Your objective: In the material below, find each line with the word "city" and list it.

======

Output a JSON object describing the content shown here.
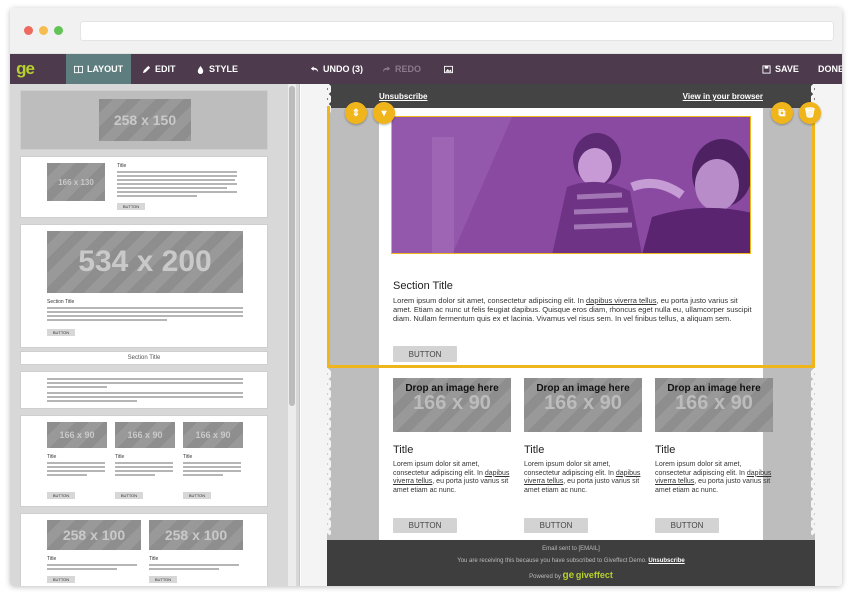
{
  "toolbar": {
    "logo": "ge",
    "layout": "LAYOUT",
    "edit": "EDIT",
    "style": "STYLE",
    "undo": "UNDO (3)",
    "redo": "REDO",
    "save": "SAVE",
    "done": "DONE"
  },
  "blocks": {
    "b1_ph": "258 x 150",
    "b2_ph": "166 x 130",
    "b2_title": "Title",
    "b2_btn": "BUTTON",
    "b3_ph": "534 x 200",
    "b3_title": "Section Title",
    "b3_btn": "BUTTON",
    "b4_title": "Section Title",
    "b6_ph": "166 x 90",
    "b6_title": "Title",
    "b6_btn": "BUTTON",
    "b7_ph": "258 x 100",
    "b7_title": "Title",
    "b7_btn": "BUTTON"
  },
  "email": {
    "unsubscribe": "Unsubscribe",
    "view_browser": "View in your browser",
    "section_title": "Section Title",
    "para_1": "Lorem ipsum dolor sit amet, consectetur adipiscing elit. In ",
    "para_link": "dapibus viverra tellus",
    "para_2": ", eu porta justo varius sit amet. Etiam ac nunc ut felis feugiat dapibus. Quisque eros diam, rhoncus eget nulla eu, ullamcorper suscipit diam. Nullam fermentum quis ex et lacinia. Vivamus vel risus sem. In vel finibus tellus, a aliquam sem.",
    "button": "BUTTON",
    "col_ph": "166 x 90",
    "drop_text": "Drop an image here",
    "col_title": "Title",
    "col_para_1": "Lorem ipsum dolor sit amet, consectetur adipiscing elit. In ",
    "col_para_link": "dapibus viverra tellus",
    "col_para_2": ", eu porta justo varius sit amet etiam ac nunc.",
    "footer_line1": "Email sent to [EMAIL]",
    "footer_line2": "You are receiving this because you have subscribed to Giveffect Demo.",
    "footer_unsub": "Unsubscribe",
    "footer_powered": "Powered by",
    "footer_brand": "giveffect"
  },
  "colors": {
    "toolbar": "#4d3a4d",
    "accent": "#f1b51c",
    "brand_green": "#b6d12e",
    "active_tab": "#5e7d7e"
  }
}
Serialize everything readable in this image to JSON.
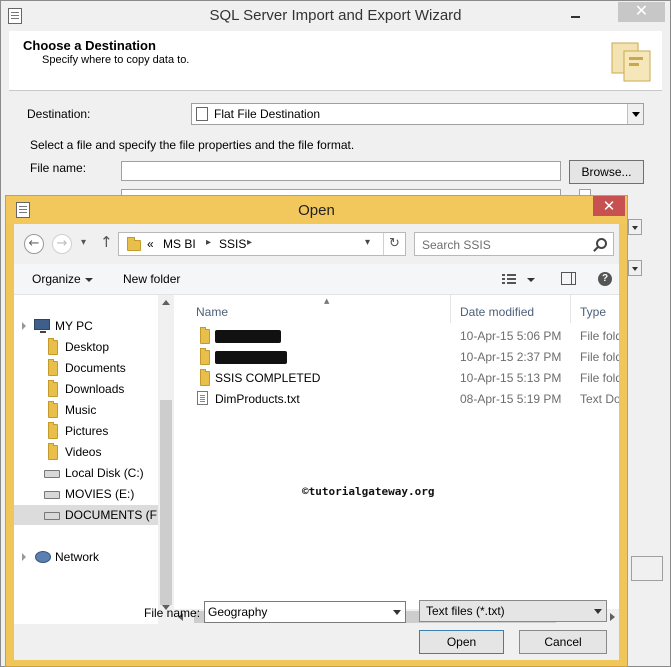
{
  "wizard": {
    "title": "SQL Server Import and Export Wizard",
    "heading": "Choose a Destination",
    "subheading": "Specify where to copy data to.",
    "destination_label": "Destination:",
    "destination_value": "Flat File Destination",
    "instructions": "Select a file and specify the file properties and the file format.",
    "file_name_label": "File name:",
    "browse_label": "Browse..."
  },
  "dialog": {
    "title": "Open",
    "breadcrumb": [
      "«",
      "MS BI",
      "SSIS"
    ],
    "search_placeholder": "Search SSIS",
    "toolbar": {
      "organize": "Organize",
      "new_folder": "New folder"
    },
    "nav": {
      "my_pc": "MY PC",
      "items": [
        {
          "label": "Desktop",
          "icon": "folder-icon"
        },
        {
          "label": "Documents",
          "icon": "folder-icon"
        },
        {
          "label": "Downloads",
          "icon": "folder-icon"
        },
        {
          "label": "Music",
          "icon": "folder-icon"
        },
        {
          "label": "Pictures",
          "icon": "folder-icon"
        },
        {
          "label": "Videos",
          "icon": "folder-icon"
        },
        {
          "label": "Local Disk (C:)",
          "icon": "drive-icon"
        },
        {
          "label": "MOVIES (E:)",
          "icon": "drive-icon"
        },
        {
          "label": "DOCUMENTS (F:",
          "icon": "drive-icon"
        }
      ],
      "network": "Network"
    },
    "columns": {
      "name": "Name",
      "date": "Date modified",
      "type": "Type"
    },
    "files": [
      {
        "name": "",
        "date": "10-Apr-15 5:06 PM",
        "type": "File folder",
        "redacted": true
      },
      {
        "name": "",
        "date": "10-Apr-15 2:37 PM",
        "type": "File folder",
        "redacted": true
      },
      {
        "name": "SSIS COMPLETED",
        "date": "10-Apr-15 5:13 PM",
        "type": "File folder",
        "redacted": false
      },
      {
        "name": "DimProducts.txt",
        "date": "08-Apr-15 5:19 PM",
        "type": "Text Document",
        "redacted": false
      }
    ],
    "watermark": "©tutorialgateway.org",
    "file_name_label": "File name:",
    "file_name_value": "Geography",
    "filter_value": "Text files (*.txt)",
    "open_label": "Open",
    "cancel_label": "Cancel"
  }
}
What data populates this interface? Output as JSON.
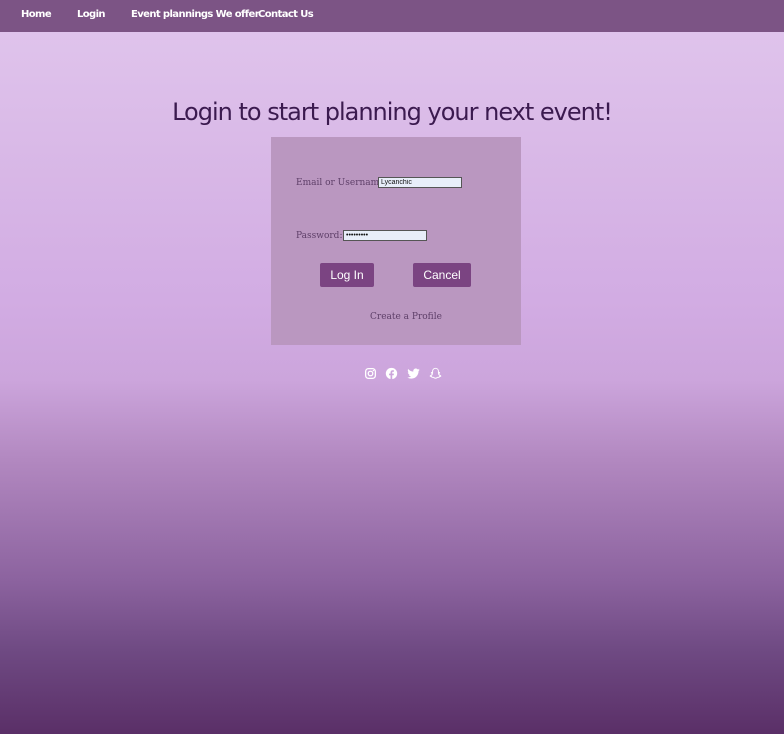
{
  "nav": {
    "items": [
      {
        "label": "Home"
      },
      {
        "label": "Login"
      },
      {
        "label": "Event plannings We offer"
      },
      {
        "label": "Contact Us"
      }
    ]
  },
  "main": {
    "title": "Login to start planning your next event!"
  },
  "login_form": {
    "email_label": "Email or Username:",
    "email_value": "Lycanchic",
    "password_label": "Password:",
    "password_value": "•••••••••",
    "login_button": "Log In",
    "cancel_button": "Cancel",
    "create_profile_link": "Create a Profile"
  },
  "social": {
    "icons": [
      "instagram-icon",
      "facebook-icon",
      "twitter-icon",
      "snapchat-icon"
    ]
  },
  "colors": {
    "nav_background": "#7c5485",
    "panel_background": "#ba97c0",
    "button_background": "#7b4482",
    "title_text": "#3b1a4f"
  }
}
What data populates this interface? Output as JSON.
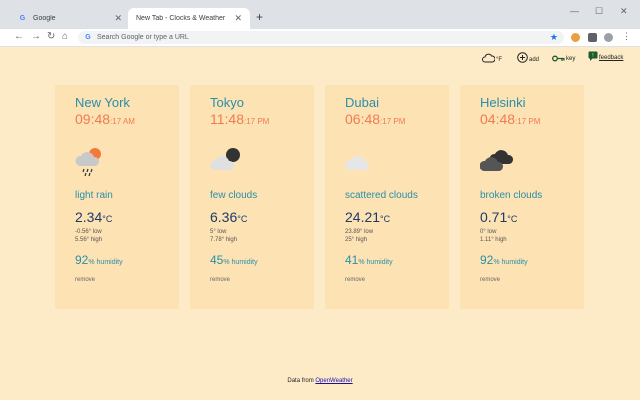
{
  "browser": {
    "tabs": [
      {
        "title": "Google",
        "active": false
      },
      {
        "title": "New Tab - Clocks & Weather",
        "active": true
      }
    ],
    "new_tab_label": "+",
    "omnibox_placeholder": "Search Google or type a URL"
  },
  "toolbar_icons": {
    "unit_label": "°F",
    "add_label": "add",
    "key_label": "key",
    "feedback_label": "feedback"
  },
  "cards": [
    {
      "city": "New York",
      "time": "09:48",
      "seconds_ampm": ":17 AM",
      "icon": "rain-cloud-icon",
      "description": "light rain",
      "temp": "2.34",
      "temp_unit": "°C",
      "low": "-0.56° low",
      "high": "5.56° high",
      "humidity": "92",
      "humidity_label": "% humidity",
      "remove": "remove"
    },
    {
      "city": "Tokyo",
      "time": "11:48",
      "seconds_ampm": ":17 PM",
      "icon": "few-clouds-night-icon",
      "description": "few clouds",
      "temp": "6.36",
      "temp_unit": "°C",
      "low": "5° low",
      "high": "7.78° high",
      "humidity": "45",
      "humidity_label": "% humidity",
      "remove": "remove"
    },
    {
      "city": "Dubai",
      "time": "06:48",
      "seconds_ampm": ":17 PM",
      "icon": "scattered-clouds-icon",
      "description": "scattered clouds",
      "temp": "24.21",
      "temp_unit": "°C",
      "low": "23.89° low",
      "high": "25° high",
      "humidity": "41",
      "humidity_label": "% humidity",
      "remove": "remove"
    },
    {
      "city": "Helsinki",
      "time": "04:48",
      "seconds_ampm": ":17 PM",
      "icon": "broken-clouds-icon",
      "description": "broken clouds",
      "temp": "0.71",
      "temp_unit": "°C",
      "low": "0° low",
      "high": "1.11° high",
      "humidity": "92",
      "humidity_label": "% humidity",
      "remove": "remove"
    }
  ],
  "footer": {
    "prefix": "Data from ",
    "link": "OpenWeather"
  },
  "colors": {
    "page_bg": "#fdebc8",
    "card_bg": "#fde2b4",
    "city": "#2a8fa8",
    "time": "#f07b50",
    "temp": "#1d3b66"
  }
}
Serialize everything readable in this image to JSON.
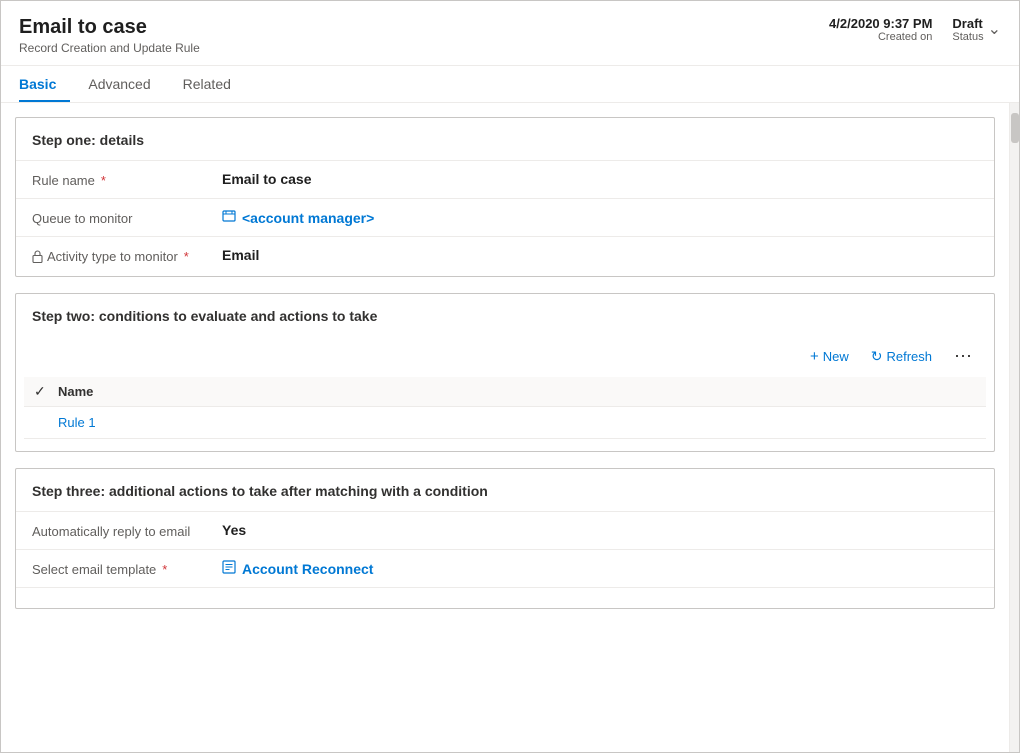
{
  "header": {
    "title": "Email to case",
    "subtitle": "Record Creation and Update Rule",
    "date_value": "4/2/2020 9:37 PM",
    "date_label": "Created on",
    "status_value": "Draft",
    "status_label": "Status"
  },
  "tabs": [
    {
      "id": "basic",
      "label": "Basic",
      "active": true
    },
    {
      "id": "advanced",
      "label": "Advanced",
      "active": false
    },
    {
      "id": "related",
      "label": "Related",
      "active": false
    }
  ],
  "step_one": {
    "title": "Step one: details",
    "fields": [
      {
        "label": "Rule name",
        "required": true,
        "locked": false,
        "value": "Email to case",
        "value_type": "text"
      },
      {
        "label": "Queue to monitor",
        "required": false,
        "locked": false,
        "value": "<account manager>",
        "value_type": "link",
        "icon": "queue"
      },
      {
        "label": "Activity type to monitor",
        "required": true,
        "locked": true,
        "value": "Email",
        "value_type": "text"
      }
    ]
  },
  "step_two": {
    "title": "Step two: conditions to evaluate and actions to take",
    "toolbar": {
      "new_label": "New",
      "refresh_label": "Refresh"
    },
    "table": {
      "column": "Name",
      "rows": [
        {
          "name": "Rule 1"
        }
      ]
    }
  },
  "step_three": {
    "title": "Step three: additional actions to take after matching with a condition",
    "fields": [
      {
        "label": "Automatically reply to email",
        "required": false,
        "locked": false,
        "value": "Yes",
        "value_type": "text"
      },
      {
        "label": "Select email template",
        "required": true,
        "locked": false,
        "value": "Account Reconnect",
        "value_type": "link",
        "icon": "template"
      }
    ]
  }
}
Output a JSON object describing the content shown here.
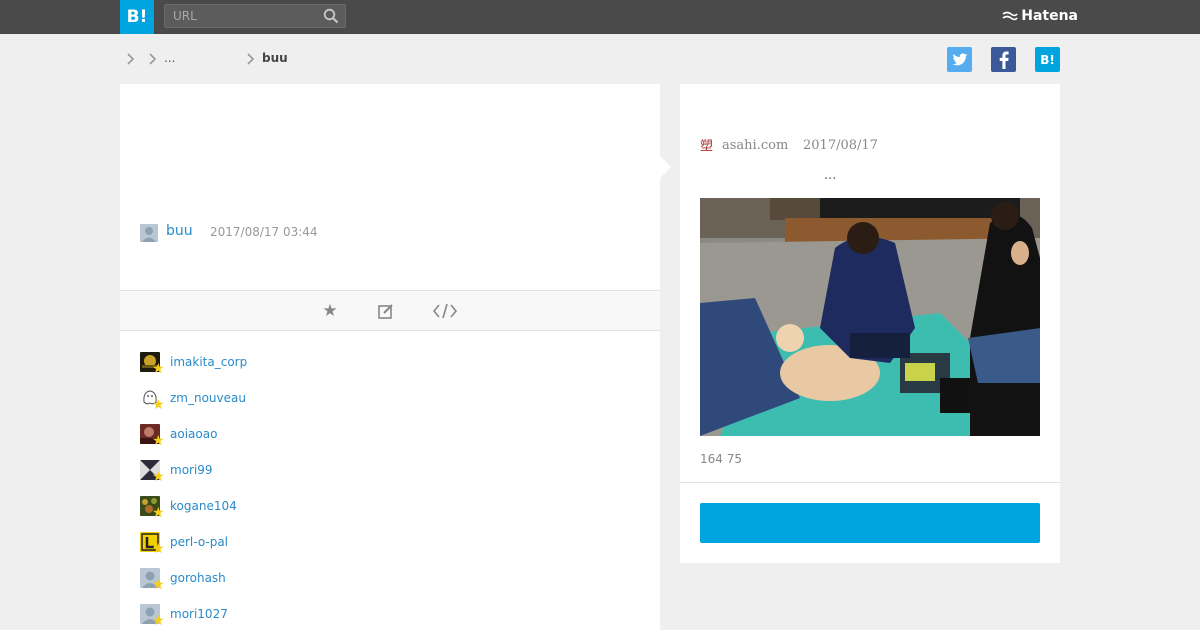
{
  "header": {
    "logo": "B!",
    "search_placeholder": "URL",
    "brand": "Hatena"
  },
  "breadcrumb": {
    "middle": "...",
    "current": "buu"
  },
  "share": {
    "hatena_label": "B!"
  },
  "entry": {
    "author": "buu",
    "timestamp": "2017/08/17 03:44"
  },
  "users": [
    {
      "name": "imakita_corp",
      "avatar_color": "#1d1a0e"
    },
    {
      "name": "zm_nouveau",
      "avatar_color": "#ffffff"
    },
    {
      "name": "aoiaoao",
      "avatar_color": "#6b2a24"
    },
    {
      "name": "mori99",
      "avatar_color": "#2b2b3a"
    },
    {
      "name": "kogane104",
      "avatar_color": "#5a6b2a"
    },
    {
      "name": "perl-o-pal",
      "avatar_color": "#f2d100"
    },
    {
      "name": "gorohash",
      "avatar_color": "#b9c7d4"
    },
    {
      "name": "mori1027",
      "avatar_color": "#b9c7d4"
    }
  ],
  "article": {
    "source_icon": "塑",
    "source": "asahi.com",
    "date": "2017/08/17",
    "excerpt": "...",
    "counts": "164 75"
  },
  "colors": {
    "accent": "#00a4de",
    "link": "#2a8ac8",
    "star": "#f5cd1a"
  }
}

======

Result:
      "city": "New York",
      "city": "Tokyo",
      "city": "Dubai",
      "city": "Helsinki",
    "city": "#2a8fa8",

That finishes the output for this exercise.